Today’s Gospel reading contains depictions of what happens when someone is so bent on keeping the particularity of the law that they are willing to overlook the sheer joy of a healing and restoration. They are compelling depictions of what it means to focus on the exactitude of the letter and to miss the spirit of the law entirely. They are compelling depictions of why “the law” could either be a life-giving source of joy and instruction or a life-demeaning source of judgment and an onerous burden.


But maybe there’s something else going on for us. The Pharisees saw this disabled man as a thing.  How often do we see someone else as a thing? In this case as bait for a trap, instead of fearfully and wonderfully made in the image of God and loved by Him? How often do we dehumanise another person as a ‘thing’ as we mumble something under our breath in the queue in the supermarket or as someone cuts into our stopping distance on the motorway?

How often do we quickly criticise someone for what they are doing or not doing - thinking we are in the right after making snap judgements - when all we see is a struggling parent with a boisterous child, an out of work twentysomething standing at the bus stop, someone who has come to our nation seeking work and a better life.  Jesus reminds us with his referencing of the story of David and his companions that there is always a back story to every situation.

It seems to me friends that ultimately the whole of the Law in the Old Testament and supremely Sabbath observance is about living in a way that sees God as a reality in the world, and therefore Jesus being Lord in every situation. The Sabbath in that sense is not a specific day as such, but time, to see a situation or someone or a relationship as God does - as loved, as restored, as renewed - and to go out of our way to make that live - to call someone, to seek forgiveness, to practically help, to affirm someone’s work.
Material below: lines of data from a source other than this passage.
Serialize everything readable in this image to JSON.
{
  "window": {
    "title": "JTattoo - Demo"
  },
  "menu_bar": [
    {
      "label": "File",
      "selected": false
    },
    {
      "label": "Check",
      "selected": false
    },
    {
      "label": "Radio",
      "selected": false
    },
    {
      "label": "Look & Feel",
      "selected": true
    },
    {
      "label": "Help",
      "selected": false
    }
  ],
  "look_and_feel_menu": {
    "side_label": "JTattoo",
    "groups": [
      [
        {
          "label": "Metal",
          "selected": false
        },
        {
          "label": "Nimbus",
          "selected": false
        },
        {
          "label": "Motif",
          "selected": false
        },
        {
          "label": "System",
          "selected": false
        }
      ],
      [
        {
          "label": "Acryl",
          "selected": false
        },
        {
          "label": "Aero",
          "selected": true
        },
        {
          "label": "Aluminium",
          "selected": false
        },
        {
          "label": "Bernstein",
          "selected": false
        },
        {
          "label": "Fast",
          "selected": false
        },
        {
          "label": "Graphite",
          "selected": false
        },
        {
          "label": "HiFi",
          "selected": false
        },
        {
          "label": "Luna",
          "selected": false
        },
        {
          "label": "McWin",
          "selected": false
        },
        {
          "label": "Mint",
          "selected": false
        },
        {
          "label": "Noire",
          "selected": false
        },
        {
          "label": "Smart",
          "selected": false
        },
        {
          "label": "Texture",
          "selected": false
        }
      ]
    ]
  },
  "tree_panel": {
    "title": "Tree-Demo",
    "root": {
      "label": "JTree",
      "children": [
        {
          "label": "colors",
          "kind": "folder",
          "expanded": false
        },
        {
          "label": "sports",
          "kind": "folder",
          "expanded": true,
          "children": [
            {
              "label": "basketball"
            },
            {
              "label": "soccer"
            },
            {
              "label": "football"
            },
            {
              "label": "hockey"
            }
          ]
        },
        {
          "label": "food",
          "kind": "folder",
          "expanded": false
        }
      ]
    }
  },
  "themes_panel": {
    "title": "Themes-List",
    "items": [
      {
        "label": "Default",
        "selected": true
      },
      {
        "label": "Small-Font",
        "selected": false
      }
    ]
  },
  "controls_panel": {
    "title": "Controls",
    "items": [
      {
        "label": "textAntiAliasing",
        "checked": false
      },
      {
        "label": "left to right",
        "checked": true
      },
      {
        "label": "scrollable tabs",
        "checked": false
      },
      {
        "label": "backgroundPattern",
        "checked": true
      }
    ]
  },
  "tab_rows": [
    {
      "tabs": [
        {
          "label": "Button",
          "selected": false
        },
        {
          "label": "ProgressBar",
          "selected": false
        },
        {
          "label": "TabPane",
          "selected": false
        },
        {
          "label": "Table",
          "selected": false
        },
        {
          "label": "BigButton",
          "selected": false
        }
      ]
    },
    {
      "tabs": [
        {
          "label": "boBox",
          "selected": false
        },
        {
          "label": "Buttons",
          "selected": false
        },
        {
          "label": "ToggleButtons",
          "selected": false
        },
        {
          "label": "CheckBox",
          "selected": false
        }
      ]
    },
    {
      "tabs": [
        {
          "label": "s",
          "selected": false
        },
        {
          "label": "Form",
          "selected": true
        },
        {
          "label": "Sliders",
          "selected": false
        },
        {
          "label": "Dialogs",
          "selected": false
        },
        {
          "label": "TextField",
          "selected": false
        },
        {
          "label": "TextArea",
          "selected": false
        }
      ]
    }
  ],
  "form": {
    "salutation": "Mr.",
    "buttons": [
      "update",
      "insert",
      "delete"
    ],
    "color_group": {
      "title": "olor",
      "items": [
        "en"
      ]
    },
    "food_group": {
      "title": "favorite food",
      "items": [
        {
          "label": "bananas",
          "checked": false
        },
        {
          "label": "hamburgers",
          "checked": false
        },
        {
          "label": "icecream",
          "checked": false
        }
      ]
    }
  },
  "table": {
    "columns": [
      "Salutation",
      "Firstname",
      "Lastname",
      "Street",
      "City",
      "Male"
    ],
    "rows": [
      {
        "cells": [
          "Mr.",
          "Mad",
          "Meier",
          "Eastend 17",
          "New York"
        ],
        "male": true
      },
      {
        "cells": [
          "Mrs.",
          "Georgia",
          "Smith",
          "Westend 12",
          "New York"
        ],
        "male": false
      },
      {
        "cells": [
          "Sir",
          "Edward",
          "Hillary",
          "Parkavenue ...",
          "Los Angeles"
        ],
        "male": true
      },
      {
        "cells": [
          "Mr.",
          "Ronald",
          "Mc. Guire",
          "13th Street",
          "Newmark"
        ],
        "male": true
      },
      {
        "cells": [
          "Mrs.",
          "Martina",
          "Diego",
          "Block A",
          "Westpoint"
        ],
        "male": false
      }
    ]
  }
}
But also, in a culture that tells itself how busy it is, to intentionally frame some time in our day our week to stop, to slow, to take in our world and all that is, to enjoy to rest, to be made new.